[What to produce]
The records are given next. Repeat each one exactly.

*** Block opens ***

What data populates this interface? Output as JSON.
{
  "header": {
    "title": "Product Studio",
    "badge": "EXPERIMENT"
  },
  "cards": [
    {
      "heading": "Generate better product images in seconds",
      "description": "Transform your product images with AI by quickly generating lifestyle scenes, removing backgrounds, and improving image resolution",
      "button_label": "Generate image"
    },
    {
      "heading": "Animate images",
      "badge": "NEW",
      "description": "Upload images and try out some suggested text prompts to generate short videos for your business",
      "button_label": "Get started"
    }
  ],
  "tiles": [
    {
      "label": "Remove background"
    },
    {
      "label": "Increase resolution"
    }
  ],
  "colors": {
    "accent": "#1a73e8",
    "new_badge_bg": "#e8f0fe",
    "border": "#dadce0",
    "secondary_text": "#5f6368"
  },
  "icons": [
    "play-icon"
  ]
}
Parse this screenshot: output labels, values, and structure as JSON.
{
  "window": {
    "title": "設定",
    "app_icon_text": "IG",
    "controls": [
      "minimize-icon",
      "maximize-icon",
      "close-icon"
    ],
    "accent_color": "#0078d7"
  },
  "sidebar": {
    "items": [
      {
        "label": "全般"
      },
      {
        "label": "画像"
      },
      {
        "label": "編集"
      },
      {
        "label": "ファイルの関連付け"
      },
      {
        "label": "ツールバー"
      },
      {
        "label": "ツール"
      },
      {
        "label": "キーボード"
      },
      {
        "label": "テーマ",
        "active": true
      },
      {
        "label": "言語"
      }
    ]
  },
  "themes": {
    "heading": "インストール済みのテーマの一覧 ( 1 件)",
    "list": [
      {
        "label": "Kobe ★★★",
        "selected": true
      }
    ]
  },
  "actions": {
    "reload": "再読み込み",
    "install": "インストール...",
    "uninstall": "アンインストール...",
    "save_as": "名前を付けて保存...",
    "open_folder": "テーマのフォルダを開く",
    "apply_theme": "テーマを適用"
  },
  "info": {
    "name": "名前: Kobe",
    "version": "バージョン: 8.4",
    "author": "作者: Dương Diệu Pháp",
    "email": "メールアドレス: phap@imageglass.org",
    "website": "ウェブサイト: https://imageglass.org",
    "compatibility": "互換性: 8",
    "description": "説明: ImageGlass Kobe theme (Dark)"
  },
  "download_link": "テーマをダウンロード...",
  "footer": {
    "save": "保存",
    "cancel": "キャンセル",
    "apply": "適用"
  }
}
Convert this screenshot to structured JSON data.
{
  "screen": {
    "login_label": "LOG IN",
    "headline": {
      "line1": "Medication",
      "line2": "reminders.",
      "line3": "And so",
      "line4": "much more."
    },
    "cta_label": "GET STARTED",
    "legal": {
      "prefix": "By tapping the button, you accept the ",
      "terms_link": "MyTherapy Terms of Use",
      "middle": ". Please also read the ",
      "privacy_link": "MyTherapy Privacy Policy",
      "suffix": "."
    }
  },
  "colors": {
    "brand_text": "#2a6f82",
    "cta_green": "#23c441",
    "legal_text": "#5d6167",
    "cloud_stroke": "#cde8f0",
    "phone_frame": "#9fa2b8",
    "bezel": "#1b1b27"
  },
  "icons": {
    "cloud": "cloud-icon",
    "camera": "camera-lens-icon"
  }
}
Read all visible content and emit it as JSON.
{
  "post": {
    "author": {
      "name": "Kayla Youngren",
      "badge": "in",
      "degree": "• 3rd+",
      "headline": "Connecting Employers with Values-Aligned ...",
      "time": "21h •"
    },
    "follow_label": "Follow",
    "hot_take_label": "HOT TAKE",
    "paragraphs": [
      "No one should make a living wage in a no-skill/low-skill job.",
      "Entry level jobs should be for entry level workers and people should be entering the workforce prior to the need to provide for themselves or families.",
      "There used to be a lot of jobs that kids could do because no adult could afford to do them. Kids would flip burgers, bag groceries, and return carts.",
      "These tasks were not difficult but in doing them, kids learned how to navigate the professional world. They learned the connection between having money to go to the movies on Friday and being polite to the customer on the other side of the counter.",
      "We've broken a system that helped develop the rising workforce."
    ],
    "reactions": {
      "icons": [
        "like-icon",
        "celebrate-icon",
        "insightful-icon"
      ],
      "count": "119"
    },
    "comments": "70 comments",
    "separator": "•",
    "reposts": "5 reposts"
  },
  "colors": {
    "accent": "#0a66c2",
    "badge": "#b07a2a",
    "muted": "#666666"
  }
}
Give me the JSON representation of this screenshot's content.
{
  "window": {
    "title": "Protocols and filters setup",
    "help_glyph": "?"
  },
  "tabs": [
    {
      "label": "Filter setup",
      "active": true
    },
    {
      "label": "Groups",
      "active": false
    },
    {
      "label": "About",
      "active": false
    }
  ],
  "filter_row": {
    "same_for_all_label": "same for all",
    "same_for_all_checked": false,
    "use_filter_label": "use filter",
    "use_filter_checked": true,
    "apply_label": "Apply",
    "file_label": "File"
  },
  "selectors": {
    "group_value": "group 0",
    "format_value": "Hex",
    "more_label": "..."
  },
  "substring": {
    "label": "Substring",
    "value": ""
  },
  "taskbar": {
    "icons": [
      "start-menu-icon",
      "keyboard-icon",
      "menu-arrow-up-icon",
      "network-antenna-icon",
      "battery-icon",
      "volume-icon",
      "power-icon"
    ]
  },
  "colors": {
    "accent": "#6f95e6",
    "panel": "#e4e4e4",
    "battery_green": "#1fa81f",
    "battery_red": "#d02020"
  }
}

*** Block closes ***

[Task response]
What data populates this interface? Output as JSON.
{
  "header": {
    "title": "Product Studio",
    "badge": "EXPERIMENT"
  },
  "cards": [
    {
      "heading": "Generate better product images in seconds",
      "description": "Transform your product images with AI by quickly generating lifestyle scenes, removing backgrounds, and improving image resolution",
      "button_label": "Generate image"
    },
    {
      "heading": "Animate images",
      "badge": "NEW",
      "description": "Upload images and try out some suggested text prompts to generate short videos for your business",
      "button_label": "Get started"
    }
  ],
  "tiles": [
    {
      "label": "Remove background"
    },
    {
      "label": "Increase resolution"
    }
  ],
  "colors": {
    "accent": "#1a73e8",
    "new_badge_bg": "#e8f0fe",
    "border": "#dadce0",
    "secondary_text": "#5f6368"
  },
  "icons": [
    "play-icon"
  ]
}
Parse this screenshot: output labels, values, and structure as JSON.
{
  "window": {
    "title": "設定",
    "app_icon_text": "IG",
    "controls": [
      "minimize-icon",
      "maximize-icon",
      "close-icon"
    ],
    "accent_color": "#0078d7"
  },
  "sidebar": {
    "items": [
      {
        "label": "全般"
      },
      {
        "label": "画像"
      },
      {
        "label": "編集"
      },
      {
        "label": "ファイルの関連付け"
      },
      {
        "label": "ツールバー"
      },
      {
        "label": "ツール"
      },
      {
        "label": "キーボード"
      },
      {
        "label": "テーマ",
        "active": true
      },
      {
        "label": "言語"
      }
    ]
  },
  "themes": {
    "heading": "インストール済みのテーマの一覧 ( 1 件)",
    "list": [
      {
        "label": "Kobe ★★★",
        "selected": true
      }
    ]
  },
  "actions": {
    "reload": "再読み込み",
    "install": "インストール...",
    "uninstall": "アンインストール...",
    "save_as": "名前を付けて保存...",
    "open_folder": "テーマのフォルダを開く",
    "apply_theme": "テーマを適用"
  },
  "info": {
    "name": "名前: Kobe",
    "version": "バージョン: 8.4",
    "author": "作者: Dương Diệu Pháp",
    "email": "メールアドレス: phap@imageglass.org",
    "website": "ウェブサイト: https://imageglass.org",
    "compatibility": "互換性: 8",
    "description": "説明: ImageGlass Kobe theme (Dark)"
  },
  "download_link": "テーマをダウンロード...",
  "footer": {
    "save": "保存",
    "cancel": "キャンセル",
    "apply": "適用"
  }
}
Convert this screenshot to structured JSON data.
{
  "screen": {
    "login_label": "LOG IN",
    "headline": {
      "line1": "Medication",
      "line2": "reminders.",
      "line3": "And so",
      "line4": "much more."
    },
    "cta_label": "GET STARTED",
    "legal": {
      "prefix": "By tapping the button, you accept the ",
      "terms_link": "MyTherapy Terms of Use",
      "middle": ". Please also read the ",
      "privacy_link": "MyTherapy Privacy Policy",
      "suffix": "."
    }
  },
  "colors": {
    "brand_text": "#2a6f82",
    "cta_green": "#23c441",
    "legal_text": "#5d6167",
    "cloud_stroke": "#cde8f0",
    "phone_frame": "#9fa2b8",
    "bezel": "#1b1b27"
  },
  "icons": {
    "cloud": "cloud-icon",
    "camera": "camera-lens-icon"
  }
}
Read all visible content and emit it as JSON.
{
  "post": {
    "author": {
      "name": "Kayla Youngren",
      "badge": "in",
      "degree": "• 3rd+",
      "headline": "Connecting Employers with Values-Aligned ...",
      "time": "21h •"
    },
    "follow_label": "Follow",
    "hot_take_label": "HOT TAKE",
    "paragraphs": [
      "No one should make a living wage in a no-skill/low-skill job.",
      "Entry level jobs should be for entry level workers and people should be entering the workforce prior to the need to provide for themselves or families.",
      "There used to be a lot of jobs that kids could do because no adult could afford to do them. Kids would flip burgers, bag groceries, and return carts.",
      "These tasks were not difficult but in doing them, kids learned how to navigate the professional world. They learned the connection between having money to go to the movies on Friday and being polite to the customer on the other side of the counter.",
      "We've broken a system that helped develop the rising workforce."
    ],
    "reactions": {
      "icons": [
        "like-icon",
        "celebrate-icon",
        "insightful-icon"
      ],
      "count": "119"
    },
    "comments": "70 comments",
    "separator": "•",
    "reposts": "5 reposts"
  },
  "colors": {
    "accent": "#0a66c2",
    "badge": "#b07a2a",
    "muted": "#666666"
  }
}
Give me the JSON representation of this screenshot's content.
{
  "window": {
    "title": "Protocols and filters setup",
    "help_glyph": "?"
  },
  "tabs": [
    {
      "label": "Filter setup",
      "active": true
    },
    {
      "label": "Groups",
      "active": false
    },
    {
      "label": "About",
      "active": false
    }
  ],
  "filter_row": {
    "same_for_all_label": "same for all",
    "same_for_all_checked": false,
    "use_filter_label": "use filter",
    "use_filter_checked": true,
    "apply_label": "Apply",
    "file_label": "File"
  },
  "selectors": {
    "group_value": "group 0",
    "format_value": "Hex",
    "more_label": "..."
  },
  "substring": {
    "label": "Substring",
    "value": ""
  },
  "taskbar": {
    "icons": [
      "start-menu-icon",
      "keyboard-icon",
      "menu-arrow-up-icon",
      "network-antenna-icon",
      "battery-icon",
      "volume-icon",
      "power-icon"
    ]
  },
  "colors": {
    "accent": "#6f95e6",
    "panel": "#e4e4e4",
    "battery_green": "#1fa81f",
    "battery_red": "#d02020"
  }
}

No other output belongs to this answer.